═══ INPUT DATA

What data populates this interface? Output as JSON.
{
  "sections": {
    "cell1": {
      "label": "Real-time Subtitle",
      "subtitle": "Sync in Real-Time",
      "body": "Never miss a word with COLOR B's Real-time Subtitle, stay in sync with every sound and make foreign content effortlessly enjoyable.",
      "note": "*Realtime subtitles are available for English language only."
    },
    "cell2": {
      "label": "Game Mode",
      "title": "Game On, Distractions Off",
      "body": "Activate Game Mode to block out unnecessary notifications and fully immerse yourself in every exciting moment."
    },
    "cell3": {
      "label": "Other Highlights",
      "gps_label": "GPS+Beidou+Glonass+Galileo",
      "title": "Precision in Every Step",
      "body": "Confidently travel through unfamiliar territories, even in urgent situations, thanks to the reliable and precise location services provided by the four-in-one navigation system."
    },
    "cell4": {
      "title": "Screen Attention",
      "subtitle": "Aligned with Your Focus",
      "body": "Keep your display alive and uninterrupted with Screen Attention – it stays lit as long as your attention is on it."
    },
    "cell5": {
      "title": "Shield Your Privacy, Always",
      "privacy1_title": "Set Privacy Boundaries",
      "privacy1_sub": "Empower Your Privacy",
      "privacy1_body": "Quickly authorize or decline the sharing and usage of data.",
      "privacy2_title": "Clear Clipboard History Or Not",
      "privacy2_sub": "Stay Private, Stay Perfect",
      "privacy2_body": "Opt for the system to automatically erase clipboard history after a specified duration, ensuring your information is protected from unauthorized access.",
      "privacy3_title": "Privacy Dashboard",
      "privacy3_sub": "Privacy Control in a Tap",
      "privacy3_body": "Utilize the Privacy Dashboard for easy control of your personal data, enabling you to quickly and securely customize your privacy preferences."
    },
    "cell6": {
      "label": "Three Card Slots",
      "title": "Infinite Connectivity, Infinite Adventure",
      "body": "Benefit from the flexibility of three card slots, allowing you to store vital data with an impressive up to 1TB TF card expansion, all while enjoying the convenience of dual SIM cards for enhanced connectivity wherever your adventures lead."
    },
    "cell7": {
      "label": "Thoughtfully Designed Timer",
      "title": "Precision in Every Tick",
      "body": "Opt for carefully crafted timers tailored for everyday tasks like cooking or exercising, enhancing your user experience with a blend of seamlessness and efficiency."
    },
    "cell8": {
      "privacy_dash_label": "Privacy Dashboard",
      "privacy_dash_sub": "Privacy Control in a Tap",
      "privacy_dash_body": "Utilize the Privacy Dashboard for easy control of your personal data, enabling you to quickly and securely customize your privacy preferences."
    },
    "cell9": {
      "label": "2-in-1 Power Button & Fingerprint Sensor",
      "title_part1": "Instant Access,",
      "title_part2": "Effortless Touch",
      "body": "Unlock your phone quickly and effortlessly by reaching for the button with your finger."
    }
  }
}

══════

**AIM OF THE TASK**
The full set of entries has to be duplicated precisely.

**RESULT OF THE EXERCISE**
What data populates this interface? Output as JSON.
{
  "sections": {
    "cell1": {
      "label": "Real-time Subtitle",
      "subtitle": "Sync in Real-Time",
      "body": "Never miss a word with COLOR B's Real-time Subtitle, stay in sync with every sound and make foreign content effortlessly enjoyable.",
      "note": "*Realtime subtitles are available for English language only."
    },
    "cell2": {
      "label": "Game Mode",
      "title": "Game On, Distractions Off",
      "body": "Activate Game Mode to block out unnecessary notifications and fully immerse yourself in every exciting moment."
    },
    "cell3": {
      "label": "Other Highlights",
      "gps_label": "GPS+Beidou+Glonass+Galileo",
      "title": "Precision in Every Step",
      "body": "Confidently travel through unfamiliar territories, even in urgent situations, thanks to the reliable and precise location services provided by the four-in-one navigation system."
    },
    "cell4": {
      "title": "Screen Attention",
      "subtitle": "Aligned with Your Focus",
      "body": "Keep your display alive and uninterrupted with Screen Attention – it stays lit as long as your attention is on it."
    },
    "cell5": {
      "title": "Shield Your Privacy, Always",
      "privacy1_title": "Set Privacy Boundaries",
      "privacy1_sub": "Empower Your Privacy",
      "privacy1_body": "Quickly authorize or decline the sharing and usage of data.",
      "privacy2_title": "Clear Clipboard History Or Not",
      "privacy2_sub": "Stay Private, Stay Perfect",
      "privacy2_body": "Opt for the system to automatically erase clipboard history after a specified duration, ensuring your information is protected from unauthorized access.",
      "privacy3_title": "Privacy Dashboard",
      "privacy3_sub": "Privacy Control in a Tap",
      "privacy3_body": "Utilize the Privacy Dashboard for easy control of your personal data, enabling you to quickly and securely customize your privacy preferences."
    },
    "cell6": {
      "label": "Three Card Slots",
      "title": "Infinite Connectivity, Infinite Adventure",
      "body": "Benefit from the flexibility of three card slots, allowing you to store vital data with an impressive up to 1TB TF card expansion, all while enjoying the convenience of dual SIM cards for enhanced connectivity wherever your adventures lead."
    },
    "cell7": {
      "label": "Thoughtfully Designed Timer",
      "title": "Precision in Every Tick",
      "body": "Opt for carefully crafted timers tailored for everyday tasks like cooking or exercising, enhancing your user experience with a blend of seamlessness and efficiency."
    },
    "cell8": {
      "privacy_dash_label": "Privacy Dashboard",
      "privacy_dash_sub": "Privacy Control in a Tap",
      "privacy_dash_body": "Utilize the Privacy Dashboard for easy control of your personal data, enabling you to quickly and securely customize your privacy preferences."
    },
    "cell9": {
      "label": "2-in-1 Power Button & Fingerprint Sensor",
      "title_part1": "Instant Access,",
      "title_part2": "Effortless Touch",
      "body": "Unlock your phone quickly and effortlessly by reaching for the button with your finger."
    }
  }
}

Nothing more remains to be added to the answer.